Scientists say sheep can recognise human faces

Scientists say sheep can recognise human faces

Then the sheep were shown two photographs: one of the celebrity and a random face.

The group of celebrities the sheep were trained to recognise included actors Emma Watson and Jake Gyllenhaal, BBC newsreader Fiona Bruce and Mr Obama.

"We've shown with our study that sheep have advanced face-recognition abilities, comparable with those of humans and monkeys", she noted in a university news release.

The sheep eventually managed to identify the familiar face eight times out of every 10.

Tapping on the "correct" portrait would reward the sheep with food while choosing the wrong face would result in no food and a sound being played. Later, they were able to recognize the images for which they had been rewarded. Researchers from Cambridge's Department of Physiology, Development and Neuroscience trained eight sheep to recognise the faces of four celebrities from photographic portraits displayed on computer screens.

"This ability has previously been shown only in humans", the scientists write.

"Sheep are capable of sophisticated decision making", said study author Jenny Morton, a neurobiologist at the University of Cambridge. Training involved the sheep making decisions as they moved around a specially-designed pen.

A sheep "model" of Huntington's disease has been bred, displaying similar brain and social changes as witnessed in human patients.

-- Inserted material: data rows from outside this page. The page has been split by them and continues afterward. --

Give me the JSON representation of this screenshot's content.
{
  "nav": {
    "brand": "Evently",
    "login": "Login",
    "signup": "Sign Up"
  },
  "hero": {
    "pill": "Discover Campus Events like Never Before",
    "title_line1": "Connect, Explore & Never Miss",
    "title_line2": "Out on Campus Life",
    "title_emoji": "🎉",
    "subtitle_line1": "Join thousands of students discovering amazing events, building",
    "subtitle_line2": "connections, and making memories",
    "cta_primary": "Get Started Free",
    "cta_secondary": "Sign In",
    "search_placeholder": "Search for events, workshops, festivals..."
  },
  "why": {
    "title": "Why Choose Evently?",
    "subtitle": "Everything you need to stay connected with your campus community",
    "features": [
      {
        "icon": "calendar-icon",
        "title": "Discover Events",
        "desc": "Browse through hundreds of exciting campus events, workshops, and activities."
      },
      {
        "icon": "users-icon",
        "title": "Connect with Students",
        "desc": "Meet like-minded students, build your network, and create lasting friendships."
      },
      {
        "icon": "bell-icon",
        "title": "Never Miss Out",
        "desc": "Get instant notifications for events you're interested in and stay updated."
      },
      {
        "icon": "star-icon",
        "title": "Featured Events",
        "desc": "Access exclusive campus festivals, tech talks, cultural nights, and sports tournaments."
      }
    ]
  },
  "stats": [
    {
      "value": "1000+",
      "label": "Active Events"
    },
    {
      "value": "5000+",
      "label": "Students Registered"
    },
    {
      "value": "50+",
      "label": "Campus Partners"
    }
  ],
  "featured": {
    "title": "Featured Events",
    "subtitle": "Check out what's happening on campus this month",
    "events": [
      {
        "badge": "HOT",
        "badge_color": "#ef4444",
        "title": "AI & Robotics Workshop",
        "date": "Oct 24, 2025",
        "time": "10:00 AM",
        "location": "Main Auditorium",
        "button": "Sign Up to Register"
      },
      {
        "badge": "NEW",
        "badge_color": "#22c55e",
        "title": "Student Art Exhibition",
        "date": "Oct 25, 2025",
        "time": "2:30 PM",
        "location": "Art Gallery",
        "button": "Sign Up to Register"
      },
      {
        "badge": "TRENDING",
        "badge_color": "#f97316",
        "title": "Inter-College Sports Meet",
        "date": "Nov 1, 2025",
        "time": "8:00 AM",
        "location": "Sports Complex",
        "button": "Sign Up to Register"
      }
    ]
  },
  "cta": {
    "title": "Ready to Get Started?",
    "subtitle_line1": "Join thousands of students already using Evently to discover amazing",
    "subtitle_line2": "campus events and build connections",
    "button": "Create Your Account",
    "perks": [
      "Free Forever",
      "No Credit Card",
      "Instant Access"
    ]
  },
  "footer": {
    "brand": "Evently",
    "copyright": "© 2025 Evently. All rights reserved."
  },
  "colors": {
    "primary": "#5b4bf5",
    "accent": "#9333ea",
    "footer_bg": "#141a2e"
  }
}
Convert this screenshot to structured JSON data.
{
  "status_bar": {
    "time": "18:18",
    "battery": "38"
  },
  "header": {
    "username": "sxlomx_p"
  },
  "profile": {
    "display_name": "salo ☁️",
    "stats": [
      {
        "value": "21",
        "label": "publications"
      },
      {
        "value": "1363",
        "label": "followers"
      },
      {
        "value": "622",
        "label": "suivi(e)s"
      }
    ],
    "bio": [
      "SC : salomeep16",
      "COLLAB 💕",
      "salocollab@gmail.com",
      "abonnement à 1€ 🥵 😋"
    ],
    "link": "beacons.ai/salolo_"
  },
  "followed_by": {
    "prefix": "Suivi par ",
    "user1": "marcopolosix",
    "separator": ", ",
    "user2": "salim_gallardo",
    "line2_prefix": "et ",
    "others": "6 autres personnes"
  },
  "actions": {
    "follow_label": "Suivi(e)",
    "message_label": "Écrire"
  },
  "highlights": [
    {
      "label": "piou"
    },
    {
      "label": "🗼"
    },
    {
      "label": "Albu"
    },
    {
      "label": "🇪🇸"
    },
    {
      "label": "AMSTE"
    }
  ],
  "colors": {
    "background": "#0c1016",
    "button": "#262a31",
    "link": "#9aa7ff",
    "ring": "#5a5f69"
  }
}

Researchers consider facial recognition as one of the most important human social skills. They were, of course, familiar with them, so when a photo of the coach replaced the photo of the celebrity, they have successfully chosen seven times out of ten.

The sheep's accuracy dipped to about 66 percent - "a magnitude similar to that seen when humans perform this task", the team reported in the journal Royal Society Open Science. Morton, who studies Huntington's disease, uses them as a stand-in for humans, in part because "sheep have large brains with humanlike anatomy". "I guess they have extended our work to show that sheep generalize viewpoints of the faces, which does require a rich representation of the identity". However, the ability of sheep to identify faces was unclear.